Deere was born on a farm in Mt. Etna, Iowa, on March 17, 1922, to O.U. and Wilma Hannah Deere. A graduate of Corning High School in Iowa, he received his B.S. in Mining Engineering at Iowa State University in 1943, an M.S. in Geology at the University of Colorado in 1949, and a Ph.D. in Civil Engineering at the University of Illinois in 1955, studying under Dr. Ralph Peck. He met his wife, the late Carmen Pilar Garcia of San Juan, Puerto Rico, at Iowa State and they spent 61 years together.
After working as a mining engineer in Arizona and New Mexico, Don and Carmen moved to Puerto Rico, where both were on the faculty at the University of Puerto Rico, Mayaguez. There Don started the Foundation Engineering Co. of Puerto Rico and met Dr. Karl Terzaghi. In 1955 he accepted a joint appointment as an associate professor in the departments of Civil Engineering and Geology at Illinois and helped lead their geotechnical engineering program to international prominence. He resigned his appointment as professor in 1972 to pursue full-time consulting and moved to Gainesville where he co-founded Deere and Merritt, an international consulting firm in geology and rock mechanics, and joined the University of Florida as an adjunct professor.

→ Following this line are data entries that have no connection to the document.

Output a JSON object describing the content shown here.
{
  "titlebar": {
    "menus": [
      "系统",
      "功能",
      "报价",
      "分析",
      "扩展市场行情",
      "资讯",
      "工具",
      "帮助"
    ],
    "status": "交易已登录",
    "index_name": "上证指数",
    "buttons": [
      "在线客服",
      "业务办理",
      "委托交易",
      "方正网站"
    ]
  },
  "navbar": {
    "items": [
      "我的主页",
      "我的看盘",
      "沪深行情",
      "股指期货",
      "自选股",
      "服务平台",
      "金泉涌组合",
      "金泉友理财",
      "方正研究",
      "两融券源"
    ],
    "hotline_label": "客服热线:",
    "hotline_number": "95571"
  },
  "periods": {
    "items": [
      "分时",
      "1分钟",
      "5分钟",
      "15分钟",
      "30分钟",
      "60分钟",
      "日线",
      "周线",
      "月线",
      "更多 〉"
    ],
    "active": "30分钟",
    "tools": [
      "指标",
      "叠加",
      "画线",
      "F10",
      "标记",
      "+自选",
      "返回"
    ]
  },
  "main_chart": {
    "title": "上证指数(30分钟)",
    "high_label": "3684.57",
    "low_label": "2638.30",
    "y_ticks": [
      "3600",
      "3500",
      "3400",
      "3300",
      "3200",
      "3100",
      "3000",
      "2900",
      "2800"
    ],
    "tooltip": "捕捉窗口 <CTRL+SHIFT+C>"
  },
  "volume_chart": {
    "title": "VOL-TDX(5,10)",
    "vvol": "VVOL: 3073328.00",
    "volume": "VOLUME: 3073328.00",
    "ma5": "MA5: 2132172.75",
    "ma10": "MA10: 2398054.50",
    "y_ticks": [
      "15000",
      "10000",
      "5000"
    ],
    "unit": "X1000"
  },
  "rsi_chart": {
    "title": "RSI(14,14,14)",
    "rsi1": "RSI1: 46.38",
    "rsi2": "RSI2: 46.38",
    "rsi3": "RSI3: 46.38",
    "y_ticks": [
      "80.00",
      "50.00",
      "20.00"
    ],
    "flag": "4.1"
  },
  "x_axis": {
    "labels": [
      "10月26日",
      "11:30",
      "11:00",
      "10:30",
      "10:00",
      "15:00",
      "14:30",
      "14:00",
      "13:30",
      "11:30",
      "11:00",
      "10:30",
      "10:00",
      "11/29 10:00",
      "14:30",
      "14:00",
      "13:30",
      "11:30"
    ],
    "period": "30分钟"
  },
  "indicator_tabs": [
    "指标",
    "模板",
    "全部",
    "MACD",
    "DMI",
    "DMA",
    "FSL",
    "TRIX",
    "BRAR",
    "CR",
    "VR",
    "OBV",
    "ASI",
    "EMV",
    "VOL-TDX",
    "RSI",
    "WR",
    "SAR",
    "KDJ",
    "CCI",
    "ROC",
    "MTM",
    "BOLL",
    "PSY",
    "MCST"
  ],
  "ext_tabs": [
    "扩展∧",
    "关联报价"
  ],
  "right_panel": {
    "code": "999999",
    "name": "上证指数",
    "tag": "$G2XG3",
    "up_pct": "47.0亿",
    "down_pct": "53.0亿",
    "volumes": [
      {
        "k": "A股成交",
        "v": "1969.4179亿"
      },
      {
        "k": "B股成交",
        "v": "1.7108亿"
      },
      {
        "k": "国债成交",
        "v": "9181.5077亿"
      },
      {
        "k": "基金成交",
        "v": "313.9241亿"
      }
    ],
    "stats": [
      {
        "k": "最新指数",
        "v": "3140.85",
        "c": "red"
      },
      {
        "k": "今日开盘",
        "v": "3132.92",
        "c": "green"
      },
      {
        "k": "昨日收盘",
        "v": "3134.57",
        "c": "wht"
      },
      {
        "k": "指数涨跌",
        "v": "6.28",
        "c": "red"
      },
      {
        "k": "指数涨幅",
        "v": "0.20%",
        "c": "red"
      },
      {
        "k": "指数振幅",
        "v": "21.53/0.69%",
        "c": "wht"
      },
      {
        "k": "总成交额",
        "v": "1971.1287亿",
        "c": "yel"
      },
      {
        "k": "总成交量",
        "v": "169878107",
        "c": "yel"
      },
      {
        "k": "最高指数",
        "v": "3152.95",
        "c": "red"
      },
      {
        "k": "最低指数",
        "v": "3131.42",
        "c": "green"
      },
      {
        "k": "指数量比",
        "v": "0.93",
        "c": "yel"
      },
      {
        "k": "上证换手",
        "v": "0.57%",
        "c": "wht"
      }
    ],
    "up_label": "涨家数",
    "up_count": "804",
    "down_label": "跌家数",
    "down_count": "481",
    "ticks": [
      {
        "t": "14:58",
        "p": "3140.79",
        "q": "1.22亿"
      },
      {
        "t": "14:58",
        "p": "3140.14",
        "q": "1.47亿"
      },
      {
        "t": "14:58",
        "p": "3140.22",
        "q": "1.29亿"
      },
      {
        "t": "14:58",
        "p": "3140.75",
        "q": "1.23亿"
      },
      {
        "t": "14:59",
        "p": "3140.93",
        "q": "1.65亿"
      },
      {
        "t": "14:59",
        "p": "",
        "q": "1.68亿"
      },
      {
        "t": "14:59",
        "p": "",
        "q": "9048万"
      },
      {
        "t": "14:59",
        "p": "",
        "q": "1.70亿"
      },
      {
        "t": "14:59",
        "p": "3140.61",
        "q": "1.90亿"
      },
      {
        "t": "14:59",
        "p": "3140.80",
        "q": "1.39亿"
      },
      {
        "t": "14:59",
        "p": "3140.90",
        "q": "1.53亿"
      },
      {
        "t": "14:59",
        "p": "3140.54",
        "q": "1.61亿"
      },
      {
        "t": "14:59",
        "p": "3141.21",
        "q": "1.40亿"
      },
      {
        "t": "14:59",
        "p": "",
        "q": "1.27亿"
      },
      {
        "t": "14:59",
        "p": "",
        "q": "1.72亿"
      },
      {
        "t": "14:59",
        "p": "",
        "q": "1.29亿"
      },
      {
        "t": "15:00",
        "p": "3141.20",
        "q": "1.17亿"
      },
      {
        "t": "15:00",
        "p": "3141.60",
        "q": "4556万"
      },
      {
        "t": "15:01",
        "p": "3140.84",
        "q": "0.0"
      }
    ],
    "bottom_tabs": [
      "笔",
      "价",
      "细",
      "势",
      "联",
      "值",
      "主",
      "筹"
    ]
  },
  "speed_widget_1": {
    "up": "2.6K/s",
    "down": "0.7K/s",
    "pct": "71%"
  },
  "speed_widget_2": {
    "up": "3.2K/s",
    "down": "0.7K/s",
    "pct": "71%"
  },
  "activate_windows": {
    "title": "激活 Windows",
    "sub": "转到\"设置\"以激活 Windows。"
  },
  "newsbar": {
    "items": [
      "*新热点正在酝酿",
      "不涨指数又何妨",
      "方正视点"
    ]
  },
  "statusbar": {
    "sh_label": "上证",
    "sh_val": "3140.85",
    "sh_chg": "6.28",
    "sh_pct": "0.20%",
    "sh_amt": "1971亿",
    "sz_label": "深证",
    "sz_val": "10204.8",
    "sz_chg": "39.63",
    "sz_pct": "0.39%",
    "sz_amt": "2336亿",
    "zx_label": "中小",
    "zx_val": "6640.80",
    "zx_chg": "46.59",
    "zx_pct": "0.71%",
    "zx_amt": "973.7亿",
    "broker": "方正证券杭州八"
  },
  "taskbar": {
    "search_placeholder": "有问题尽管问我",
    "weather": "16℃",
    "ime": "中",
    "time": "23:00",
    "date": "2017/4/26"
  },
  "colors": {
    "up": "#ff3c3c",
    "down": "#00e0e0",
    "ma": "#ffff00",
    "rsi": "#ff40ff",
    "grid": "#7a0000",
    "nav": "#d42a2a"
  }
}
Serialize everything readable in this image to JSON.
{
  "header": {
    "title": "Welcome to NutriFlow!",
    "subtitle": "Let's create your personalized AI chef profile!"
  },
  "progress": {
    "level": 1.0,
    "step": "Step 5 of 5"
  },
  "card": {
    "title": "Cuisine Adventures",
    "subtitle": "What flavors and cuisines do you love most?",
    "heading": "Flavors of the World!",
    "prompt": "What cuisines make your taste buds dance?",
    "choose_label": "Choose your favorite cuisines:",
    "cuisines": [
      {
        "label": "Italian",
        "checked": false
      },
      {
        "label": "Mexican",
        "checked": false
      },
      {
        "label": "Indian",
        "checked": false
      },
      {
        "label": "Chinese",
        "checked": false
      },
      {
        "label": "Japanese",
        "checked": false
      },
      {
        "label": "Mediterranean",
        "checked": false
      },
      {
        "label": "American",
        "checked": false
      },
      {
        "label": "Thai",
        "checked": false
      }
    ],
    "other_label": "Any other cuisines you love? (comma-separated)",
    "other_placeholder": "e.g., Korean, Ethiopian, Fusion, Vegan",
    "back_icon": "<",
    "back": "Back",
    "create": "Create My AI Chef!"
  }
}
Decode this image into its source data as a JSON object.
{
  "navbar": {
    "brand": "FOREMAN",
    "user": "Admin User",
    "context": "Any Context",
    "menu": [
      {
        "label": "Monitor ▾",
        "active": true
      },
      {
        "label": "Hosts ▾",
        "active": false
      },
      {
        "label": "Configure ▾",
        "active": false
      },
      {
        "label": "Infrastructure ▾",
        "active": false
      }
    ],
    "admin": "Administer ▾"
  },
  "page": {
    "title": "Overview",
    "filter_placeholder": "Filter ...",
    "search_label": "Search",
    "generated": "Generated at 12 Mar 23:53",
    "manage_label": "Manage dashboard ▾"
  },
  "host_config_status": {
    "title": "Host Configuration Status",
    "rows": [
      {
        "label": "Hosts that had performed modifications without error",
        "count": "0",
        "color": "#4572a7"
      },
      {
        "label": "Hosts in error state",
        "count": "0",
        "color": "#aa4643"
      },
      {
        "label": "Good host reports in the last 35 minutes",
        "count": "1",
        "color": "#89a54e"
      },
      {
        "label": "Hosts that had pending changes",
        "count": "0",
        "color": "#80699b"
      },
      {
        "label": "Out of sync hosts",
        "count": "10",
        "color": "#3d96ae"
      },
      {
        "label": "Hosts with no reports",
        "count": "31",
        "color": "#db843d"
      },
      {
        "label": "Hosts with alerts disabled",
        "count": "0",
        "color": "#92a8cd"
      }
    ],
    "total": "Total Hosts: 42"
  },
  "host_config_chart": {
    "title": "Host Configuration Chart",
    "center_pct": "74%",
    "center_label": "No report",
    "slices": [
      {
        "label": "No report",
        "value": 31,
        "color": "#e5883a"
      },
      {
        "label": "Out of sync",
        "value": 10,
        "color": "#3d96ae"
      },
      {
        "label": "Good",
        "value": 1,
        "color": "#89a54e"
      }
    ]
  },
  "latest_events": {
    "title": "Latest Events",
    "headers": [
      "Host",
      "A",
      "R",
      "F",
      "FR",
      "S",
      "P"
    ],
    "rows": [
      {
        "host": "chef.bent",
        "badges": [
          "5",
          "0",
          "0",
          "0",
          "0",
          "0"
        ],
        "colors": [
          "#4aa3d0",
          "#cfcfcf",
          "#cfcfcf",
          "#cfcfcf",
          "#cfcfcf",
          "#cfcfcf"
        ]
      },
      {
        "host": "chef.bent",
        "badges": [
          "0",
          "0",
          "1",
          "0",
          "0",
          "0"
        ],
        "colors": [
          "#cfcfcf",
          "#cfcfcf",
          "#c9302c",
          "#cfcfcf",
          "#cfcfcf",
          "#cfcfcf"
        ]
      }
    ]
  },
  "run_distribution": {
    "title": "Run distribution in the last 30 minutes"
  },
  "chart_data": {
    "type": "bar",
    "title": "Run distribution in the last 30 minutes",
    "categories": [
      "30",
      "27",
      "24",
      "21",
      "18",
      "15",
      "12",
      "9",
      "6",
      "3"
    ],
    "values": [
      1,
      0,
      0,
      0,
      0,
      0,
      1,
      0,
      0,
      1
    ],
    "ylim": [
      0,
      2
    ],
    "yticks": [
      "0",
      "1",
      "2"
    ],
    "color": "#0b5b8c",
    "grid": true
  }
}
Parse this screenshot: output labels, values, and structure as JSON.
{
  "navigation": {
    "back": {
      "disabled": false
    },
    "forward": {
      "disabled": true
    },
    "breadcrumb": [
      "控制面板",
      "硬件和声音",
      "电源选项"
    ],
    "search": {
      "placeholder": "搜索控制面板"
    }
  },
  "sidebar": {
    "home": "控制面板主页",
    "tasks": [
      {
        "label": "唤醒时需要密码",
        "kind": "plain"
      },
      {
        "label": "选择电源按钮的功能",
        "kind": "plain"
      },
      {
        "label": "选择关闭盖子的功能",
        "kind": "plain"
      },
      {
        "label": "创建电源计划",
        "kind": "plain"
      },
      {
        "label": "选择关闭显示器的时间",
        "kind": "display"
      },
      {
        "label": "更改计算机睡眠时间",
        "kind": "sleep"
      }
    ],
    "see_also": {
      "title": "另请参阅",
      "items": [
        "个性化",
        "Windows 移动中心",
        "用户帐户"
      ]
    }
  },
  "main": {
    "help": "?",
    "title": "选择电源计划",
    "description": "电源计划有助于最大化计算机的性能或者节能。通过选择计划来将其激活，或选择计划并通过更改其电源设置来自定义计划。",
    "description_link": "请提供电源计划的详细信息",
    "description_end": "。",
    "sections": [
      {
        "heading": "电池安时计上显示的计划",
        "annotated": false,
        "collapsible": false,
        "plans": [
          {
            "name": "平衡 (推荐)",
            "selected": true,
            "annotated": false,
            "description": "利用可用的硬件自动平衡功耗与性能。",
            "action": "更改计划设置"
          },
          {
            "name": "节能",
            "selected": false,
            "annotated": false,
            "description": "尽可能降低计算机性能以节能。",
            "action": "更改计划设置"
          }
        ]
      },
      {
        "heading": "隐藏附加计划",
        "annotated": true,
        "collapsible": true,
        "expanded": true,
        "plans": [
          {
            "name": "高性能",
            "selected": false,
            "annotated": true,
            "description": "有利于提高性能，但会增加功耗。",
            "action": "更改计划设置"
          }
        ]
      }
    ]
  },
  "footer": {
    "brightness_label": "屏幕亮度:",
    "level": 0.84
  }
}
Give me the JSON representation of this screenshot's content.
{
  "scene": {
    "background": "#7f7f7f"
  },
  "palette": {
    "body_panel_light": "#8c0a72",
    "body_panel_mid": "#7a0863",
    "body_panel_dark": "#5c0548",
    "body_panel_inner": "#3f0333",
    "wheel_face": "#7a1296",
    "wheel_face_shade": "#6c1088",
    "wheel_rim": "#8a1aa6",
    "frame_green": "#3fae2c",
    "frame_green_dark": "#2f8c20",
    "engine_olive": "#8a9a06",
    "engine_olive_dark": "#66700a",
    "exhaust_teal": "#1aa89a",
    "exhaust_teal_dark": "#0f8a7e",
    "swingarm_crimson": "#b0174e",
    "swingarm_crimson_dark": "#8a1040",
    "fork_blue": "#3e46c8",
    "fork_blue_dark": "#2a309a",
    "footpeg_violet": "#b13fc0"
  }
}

“Dr. Deere’s style was one of unbridled enthusiasm about his work,” said Don W. Deere. P.E., chairman of Deere & Ault Consultants Inc., and son of Don U. Deere. “He really pushed the envelope of combining the disciplines of geology and engineering. He loved to teach and did it through presenting real-world case histories. Many of his students became leaders in the tunneling industry and his enthusiasm was contagious.”
In 1964, Dr. Deere developed the Rock Quality Designation (RQD), which became a standard index for core logging and scan line surveys. RQD also remains a key input parameter in rock mass classification systems. In the 1970s, he brought attention to the importance of foliation shear zones. In 1993, together with Dr. Lombardi, he developed the Grouting Intensity Number (GIN) method for rock mass grouting.
“Rock Quality Designation or RQD was invented by him one evening in a hotel room as a way to demonstrate good rock vs. bad rock to a group of non-technical decision makers that were selecting the location of an underground chamber,” Don W. Deere said. “The GIN grouting method (Grout Intensity Number) was invented in a tavern with his friend and colleague Dr. G Lombardi on the back of a napkin while sipping gin and tonics.”
Major projects to which he contributed included the construction of the World Trade Center, the Channel Tunnel, Cheyenne Mountain NORAD, Yucca Mountain, New York City water tunnels, the Washington, D.C., Metro subway, Hong Kong Island tunnel, Suez Canal Crossing, and numerous hydroelectric facilities throughout the Americas, most notably Itaipú, the world’s largest hydroelectric project at the time. Perhaps his greatest legacy was that of a teacher where at Illinois and UF he mentored a whole generation of leaders in the tunneling industry.